It's true. For all of the flaws in sports, there is still nothing better.
Sports unite communities like they did in Joplin, Missouri. They inspire people to push harder and love deeper, like Dick and Rick Hoyt. They force us to take a better look at ourselves and society.
And above all, sports make life more fun in so many ways.
I am spending the Thanksgiving holiday going to three different football games. Thursday, my dad, grandfather, and I are heading to Ford Field to watch the Lions dominate the once unbeaten Packers. The following day, I will be back at Ford Field, watching my high school football team compete for the State Championship. Saturday, my friends and I will be in Evanston, IL for the Michigan State - our alma mater - and Northwestern game.
Three days. Three games. And each gives me a chance to reconnect and spend time with the people I care about most.
Could I do this is other ways? Sure. We could play chess or go shopping on Black Friday, but bonding through sports is different. A game means a few hours of camaraderie at its best, moments of great passion, celebrations that end in awkward bro-hugs and high fives.
No other events could make these days so memorable.
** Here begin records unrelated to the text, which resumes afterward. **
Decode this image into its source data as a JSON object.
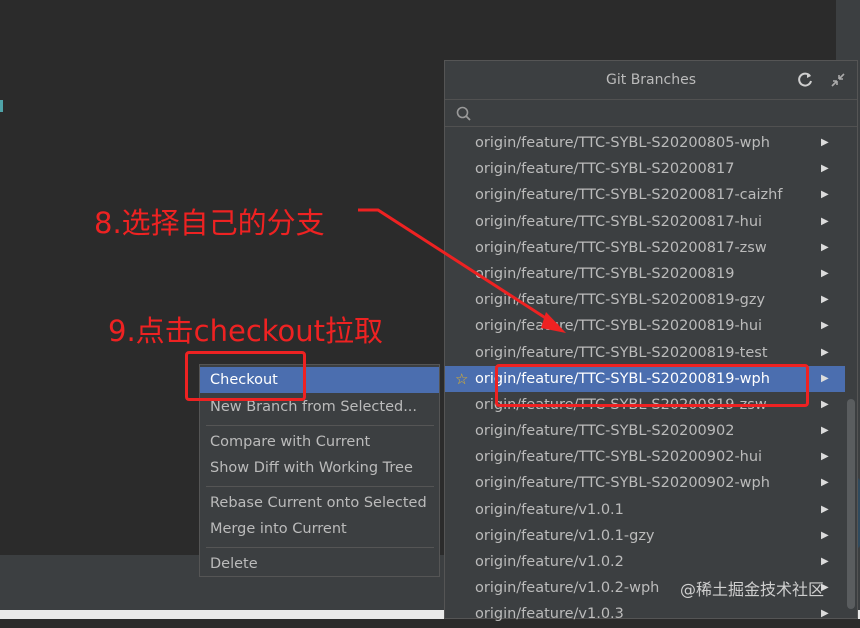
{
  "popup": {
    "title": "Git Branches",
    "search_placeholder": "",
    "branches": [
      {
        "label": "origin/feature/TTC-SYBL-S20200805-wph",
        "selected": false,
        "favorite": false
      },
      {
        "label": "origin/feature/TTC-SYBL-S20200817",
        "selected": false,
        "favorite": false
      },
      {
        "label": "origin/feature/TTC-SYBL-S20200817-caizhf",
        "selected": false,
        "favorite": false
      },
      {
        "label": "origin/feature/TTC-SYBL-S20200817-hui",
        "selected": false,
        "favorite": false
      },
      {
        "label": "origin/feature/TTC-SYBL-S20200817-zsw",
        "selected": false,
        "favorite": false
      },
      {
        "label": "origin/feature/TTC-SYBL-S20200819",
        "selected": false,
        "favorite": false
      },
      {
        "label": "origin/feature/TTC-SYBL-S20200819-gzy",
        "selected": false,
        "favorite": false
      },
      {
        "label": "origin/feature/TTC-SYBL-S20200819-hui",
        "selected": false,
        "favorite": false
      },
      {
        "label": "origin/feature/TTC-SYBL-S20200819-test",
        "selected": false,
        "favorite": false
      },
      {
        "label": "origin/feature/TTC-SYBL-S20200819-wph",
        "selected": true,
        "favorite": true
      },
      {
        "label": "origin/feature/TTC-SYBL-S20200819-zsw",
        "selected": false,
        "favorite": false
      },
      {
        "label": "origin/feature/TTC-SYBL-S20200902",
        "selected": false,
        "favorite": false
      },
      {
        "label": "origin/feature/TTC-SYBL-S20200902-hui",
        "selected": false,
        "favorite": false
      },
      {
        "label": "origin/feature/TTC-SYBL-S20200902-wph",
        "selected": false,
        "favorite": false
      },
      {
        "label": "origin/feature/v1.0.1",
        "selected": false,
        "favorite": false
      },
      {
        "label": "origin/feature/v1.0.1-gzy",
        "selected": false,
        "favorite": false
      },
      {
        "label": "origin/feature/v1.0.2",
        "selected": false,
        "favorite": false
      },
      {
        "label": "origin/feature/v1.0.2-wph",
        "selected": false,
        "favorite": false
      },
      {
        "label": "origin/feature/v1.0.3",
        "selected": false,
        "favorite": false
      }
    ],
    "icons": {
      "refresh": "refresh-icon",
      "collapse": "collapse-icon",
      "search": "search-icon",
      "star": "star-icon",
      "arrow": "submenu-arrow-icon"
    }
  },
  "context_menu": {
    "items": [
      {
        "label": "Checkout",
        "selected": true
      },
      {
        "label": "New Branch from Selected...",
        "selected": false
      },
      {
        "label": "Compare with Current",
        "selected": false
      },
      {
        "label": "Show Diff with Working Tree",
        "selected": false
      },
      {
        "label": "Rebase Current onto Selected",
        "selected": false
      },
      {
        "label": "Merge into Current",
        "selected": false
      },
      {
        "label": "Delete",
        "selected": false
      }
    ]
  },
  "annotations": {
    "step8": "8.选择自己的分支",
    "step9": "9.点击checkout拉取",
    "color": "#ee2222"
  },
  "watermark": "@稀土掘金技术社区",
  "colors": {
    "editor_bg": "#2b2b2b",
    "popup_bg": "#3c3f41",
    "selection": "#4b6eaf",
    "text": "#bbbbbb"
  }
}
Sports are not perfect. They never will be. But, during this weekend especially, I am reminded about why they are important, why I love them dearly, and why I am so THANKFUL to be a sports fan.